Effect of Tool Shape on Increases in Sheet Thickness during Drawing and Ironing
Prior knowledge of local increase in sheet metal thickness due to forming of products would contribute to decreasing total product weight by giving the product designer an advance notice of the appropriate sheet metal thickness distribution in a product. A method using simulation to accurately predict such increases would greatly aid the designer in this task. The designer can then distribute thicker parts where a large area moment of inertia is needed from the viewpoint of structural strength in a given section. In terms of optical designing for variable thickness distribution in products, the sheet thickness in a product need not be considered constant. This paper presents the forming prediction during deep drawing. To clarify the mechanism of increase in sheet thickness, a 3-D forming simulation is performed during deep drawing by using the finite element method (FEM). The effects of tool shapes—angle of contact with the original material and the contacting length of the punch with the material—that mainly affect the change in thickness of the original material are investigated. The thickness distribution of drawn cups is measured for comparing the simulation results obtained by FEM with the experimental results. It is shown that controlling the distribution of sheet metal thickness is possible if the original material is relatively thick, and when an appropriate manufacturing method is selected.
Jun Hu and Qi Luo

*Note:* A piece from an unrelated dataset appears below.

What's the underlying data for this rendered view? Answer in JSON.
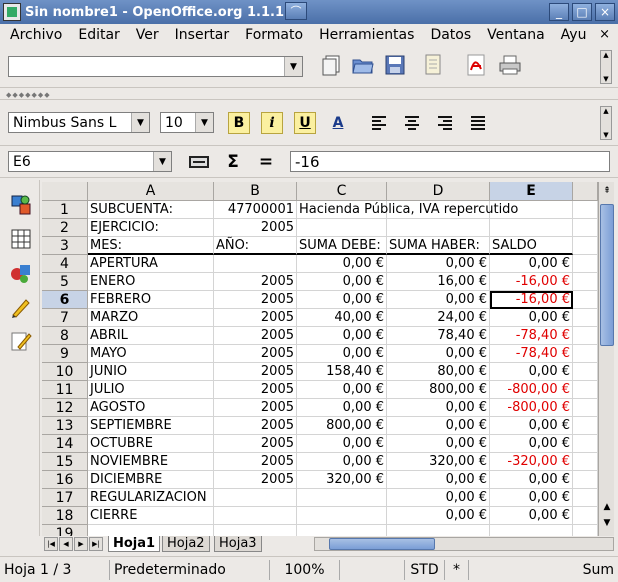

Y. Kotani et al., "Effect of Tool Shape on Increases in Sheet Thickness during Drawing and Ironing", Advanced Materials Research, Vol. 320, pp. 462-467, 2011